Is a boat truly an inanimate object?? I don’t think so. I’ve been running dive charters for 25 years and have been on the water most of my life. Many years ago I became firmly convinced that boats have a life of their own and every so often, they like to remind us of that! ie. a boat that with every system working 100% perfectly going into fall layup always seems to come back with a whip and a temper in the spring with perfectly good systems no longer working as if to say “why did you ignore me all winter and leave me in the cold and rain and dark”!
I’m not going to touch on why I think boats are referred to as female rather than male. ahem.
What I will say is that our beautiful Belle Amie was built in Bollinger shipyard in Louisiana, USA in 2007 and 2008 and almost complete when she was sailed to San Diego, California just in time for the melt-down and financial crisis of 2008. Poor girl. She laid under arrest and suffered the ignominy of being sold to the highest bidder followed by 6 years of loneliness all by herself, unloved with any attention in a mexican shipyard. That’s where we found her. Her original primer paint streaked with rust. A veritable undersea garden growing on her hull. Filthy dirty on the outside but astonishingly, just like brand new on the inside. I/we fell in love. Fast forward 65,000 man hours of work, stress, headaches and pain and our girl was ready to go to sea. Well almost ready to go to sea – to be honest, the first couple of months were a real struggle and things did not go smoothly. Much like a thoroughbred race horse kicking out and bucking, our beautiful Belle had a bit of trouble getting into her harness.

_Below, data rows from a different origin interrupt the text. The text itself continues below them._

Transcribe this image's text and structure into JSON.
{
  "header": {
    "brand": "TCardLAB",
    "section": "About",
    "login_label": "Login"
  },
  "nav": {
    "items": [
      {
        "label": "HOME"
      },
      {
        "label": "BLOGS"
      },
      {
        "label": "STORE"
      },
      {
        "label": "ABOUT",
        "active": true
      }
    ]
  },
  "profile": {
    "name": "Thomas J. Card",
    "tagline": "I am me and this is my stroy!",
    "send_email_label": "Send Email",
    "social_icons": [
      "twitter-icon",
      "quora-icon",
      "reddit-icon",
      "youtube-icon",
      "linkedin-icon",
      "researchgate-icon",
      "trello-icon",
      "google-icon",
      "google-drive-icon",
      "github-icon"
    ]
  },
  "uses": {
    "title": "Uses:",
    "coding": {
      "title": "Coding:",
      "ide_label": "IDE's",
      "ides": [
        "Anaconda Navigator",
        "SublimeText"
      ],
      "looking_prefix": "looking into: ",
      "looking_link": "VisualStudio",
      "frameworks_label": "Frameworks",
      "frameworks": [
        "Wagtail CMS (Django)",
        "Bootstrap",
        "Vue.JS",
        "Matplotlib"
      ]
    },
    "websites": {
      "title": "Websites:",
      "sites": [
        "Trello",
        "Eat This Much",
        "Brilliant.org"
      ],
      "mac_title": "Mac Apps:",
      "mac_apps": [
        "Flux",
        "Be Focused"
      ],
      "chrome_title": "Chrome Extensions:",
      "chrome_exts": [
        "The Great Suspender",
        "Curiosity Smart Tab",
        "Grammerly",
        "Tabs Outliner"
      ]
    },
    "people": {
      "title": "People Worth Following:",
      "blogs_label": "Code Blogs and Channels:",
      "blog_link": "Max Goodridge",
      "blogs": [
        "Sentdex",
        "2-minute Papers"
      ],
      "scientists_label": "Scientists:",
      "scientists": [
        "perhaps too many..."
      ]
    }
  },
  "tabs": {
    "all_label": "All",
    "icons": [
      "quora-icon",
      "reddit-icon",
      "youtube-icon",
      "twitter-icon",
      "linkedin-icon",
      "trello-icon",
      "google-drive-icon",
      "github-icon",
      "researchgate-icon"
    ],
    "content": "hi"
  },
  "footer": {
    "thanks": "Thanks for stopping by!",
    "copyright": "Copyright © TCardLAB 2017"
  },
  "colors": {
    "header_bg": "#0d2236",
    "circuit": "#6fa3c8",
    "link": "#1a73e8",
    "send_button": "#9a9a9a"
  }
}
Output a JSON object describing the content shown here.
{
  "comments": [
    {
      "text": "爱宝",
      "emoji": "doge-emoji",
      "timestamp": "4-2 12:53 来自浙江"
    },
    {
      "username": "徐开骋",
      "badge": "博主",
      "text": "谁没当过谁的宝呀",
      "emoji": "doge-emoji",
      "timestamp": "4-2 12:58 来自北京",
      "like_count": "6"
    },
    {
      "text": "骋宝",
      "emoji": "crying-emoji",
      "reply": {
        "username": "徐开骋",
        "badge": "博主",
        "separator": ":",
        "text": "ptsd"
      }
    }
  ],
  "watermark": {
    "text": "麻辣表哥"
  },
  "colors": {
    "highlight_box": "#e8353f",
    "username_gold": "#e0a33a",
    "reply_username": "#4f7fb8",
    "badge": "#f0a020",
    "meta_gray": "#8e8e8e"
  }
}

But our fantastic and amazing crew and shore workers persevered – doing a second shipyard refit of 3 weeks helped! – and our girl settled down into a loved and smooth running beauty.
Photos below are courtesy of Juanjo, our master craftsman and team leader of joinery. Juanjo loves the Belle as much as I do and these pic’s show his latest upgrades..
Safe diving all,